What I don't particularly like is the TX INDICATOR which is over to the right of the main screen. It's a red LED which to me, is not particularly bright. When I'm operating a radio, I tend to always have my eyes on the main screen and when you press the PTT nothing really alters there. It's just a personal preference, but I would always like a big change during transmit - like the screen going predominantly red or something like that. Ah well, that's just me.

One more nice feature (as far as I'm concerned) is the inclusion of the AirBand. I'm not an avid listener, but I often have it on in the background if I'm doing something in the shack other than amateur radio. 

So that's it for now. I'm quite pleased with my choice of radio for this part of the shack and I hope it lives up to my expectations. I'll update in a few weeks.

The FT-991A has disappointed me somewhat (even though there's a lot about it that I like). The lack of DualBand is a pain in the ass - I can't monitor say 2M & 70cm 😒

I also can't believe the FT-991A's Wires-X limitations 😮

Yaesu's flagship C4FM radio, the FT-991A should be everything you need surely??  Well apparently not, because the FT-991A is not really equipped to be considered as Yaesu's 'flagship' C4FM radio despite its £1300 price tag!

If you want to connect your radio to a PC and use the Wires-X software (which I often do), then you'd better look elsewhere, because the firmware architecture of the FT-991A doesn't really permit this. It's just too old hat. There needs to be a 991B introduced.

The only way that I can use the Wires-X software on my PC is by connecting my Yaesu FT3D to the PC in PDN Access Point mode and then using the 991A to  transmit and receive.

So in that configuration, my expensive handheld Fusion radio is tied up in the shack (literally, by cables connecting it to the computer). And it's not just one cable, it's the SCU-19 and a twin audio cable (collectively called the SCU-39 at the princely sum of £70)!!

I think I'd be better off with an IC-7300 for HF and an FTM300 for C4FM, VHF/UHF.


PE4BAS, Bas said...

Hello Tom, nice radio. A big advantage is the all in one package. Just like my old IC-706MK2G. I'm not a Yaesu fan but I like this radio. I can imagine if you use 2/70 you choose this radio over a IC-7300 for instance. The V2000, I got a W2000 it's a clone....very good antenna. Years ago I managed a QSO with Puerto Rico on 6m with a FT817 with this antenna.... Good luck with it. Online sellers....well they are all the same....promise a lot they actually should not. I guess you get that 20 pound back. 73, Bas

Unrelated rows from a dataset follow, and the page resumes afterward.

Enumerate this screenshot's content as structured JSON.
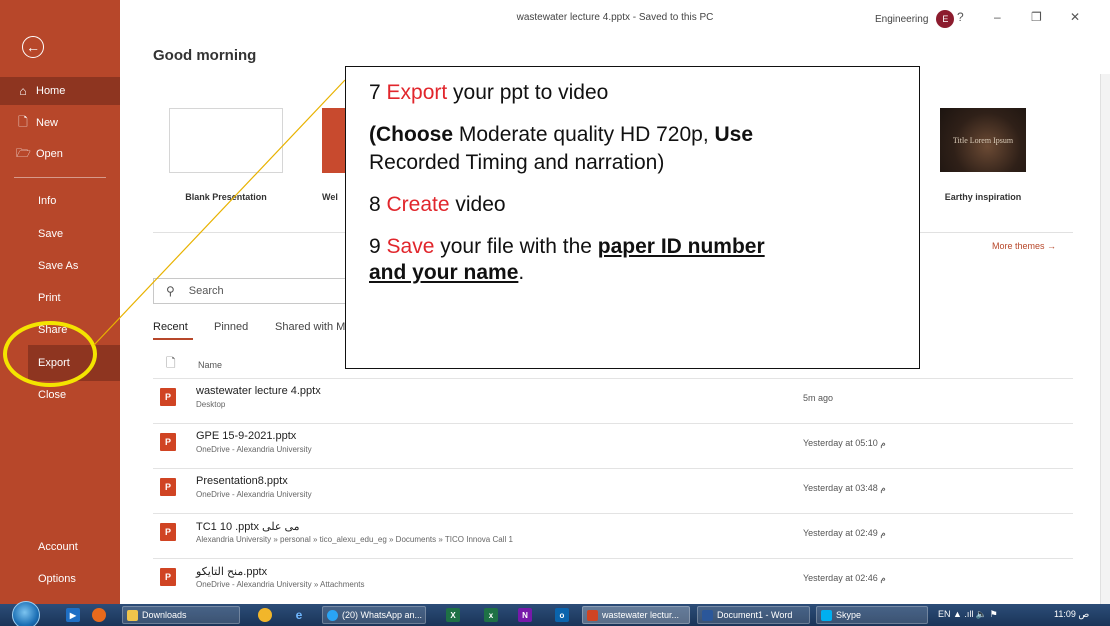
{
  "titlebar": {
    "doc_title": "wastewater lecture 4.pptx  -  Saved to this PC",
    "account_name": "Engineering",
    "avatar_initial": "E",
    "help": "?",
    "minimize": "–",
    "restore": "❐",
    "close": "✕"
  },
  "sidebar": {
    "back_icon": "back-arrow-icon",
    "items": [
      {
        "label": "Home",
        "icon": "home-icon",
        "glyph": "⌂"
      },
      {
        "label": "New",
        "icon": "new-document-icon",
        "glyph": "🗋"
      },
      {
        "label": "Open",
        "icon": "open-folder-icon",
        "glyph": "🗁"
      },
      {
        "label": "Info"
      },
      {
        "label": "Save"
      },
      {
        "label": "Save As"
      },
      {
        "label": "Print"
      },
      {
        "label": "Share"
      },
      {
        "label": "Export"
      },
      {
        "label": "Close"
      },
      {
        "label": "Account"
      },
      {
        "label": "Options"
      }
    ]
  },
  "main": {
    "greeting": "Good morning",
    "templates": [
      {
        "label": "Blank Presentation"
      },
      {
        "label": "Wel"
      },
      {
        "label": "Earthy inspiration",
        "thumb_text": "Title Lorem Ipsum"
      }
    ],
    "more_themes": "More themes  →",
    "search": {
      "placeholder": "Search"
    },
    "tabs": [
      "Recent",
      "Pinned",
      "Shared with M"
    ],
    "list_header": "Name",
    "files": [
      {
        "name": "wastewater lecture 4.pptx",
        "path": "Desktop",
        "time": "5m ago"
      },
      {
        "name": "GPE 15-9-2021.pptx",
        "path": "OneDrive - Alexandria University",
        "time": "Yesterday at 05:10 م"
      },
      {
        "name": "Presentation8.pptx",
        "path": "OneDrive - Alexandria University",
        "time": "Yesterday at 03:48 م"
      },
      {
        "name": "TC1 10 .pptx مى على",
        "path": "Alexandria University » personal » tico_alexu_edu_eg » Documents » TICO Innova Call 1",
        "time": "Yesterday at 02:49 م"
      },
      {
        "name": "منح التايكو.pptx",
        "path": "OneDrive - Alexandria University » Attachments",
        "time": "Yesterday at 02:46 م"
      }
    ]
  },
  "callout": {
    "line1_num": "7 ",
    "line1_red": "Export",
    "line1_rest": " your ppt to video",
    "line2_open": "(",
    "line2_b1": "Choose",
    "line2_mid": " Moderate quality HD 720p, ",
    "line2_b2": "Use",
    "line3": "Recorded Timing and narration)",
    "line4_num": "8 ",
    "line4_red": "Create",
    "line4_rest": " video",
    "line5_num": "9 ",
    "line5_red": "Save",
    "line5_rest": " your file with the ",
    "line5_u": "paper ID number ",
    "line6_u": "and your name",
    "line6_end": "."
  },
  "taskbar": {
    "tasks": [
      "Downloads",
      "(20) WhatsApp an...",
      "wastewater lectur...",
      "Document1 - Word",
      "Skype"
    ],
    "tray": "EN  ▲  .ıll  🔈  ⚑",
    "clock": "11:09 ص"
  },
  "colors": {
    "accent": "#b7472a",
    "callout_red": "#e1262c",
    "highlight_yellow": "#f4e400"
  }
}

MadDogMcQ said...

Thanks for the visit Bas. I've become a bit of an Icom fanboy these days, but I must admit, the 991A is a real good blend of wants and needs. Glad to hear your recommendation of the 2000 antenna! I ALMOST worked a Spanish station last night on 51.510FM - he was 59+++ for around 20 seconds but then faded away before he could catch my callsign.

73, Tom, M7MCQ.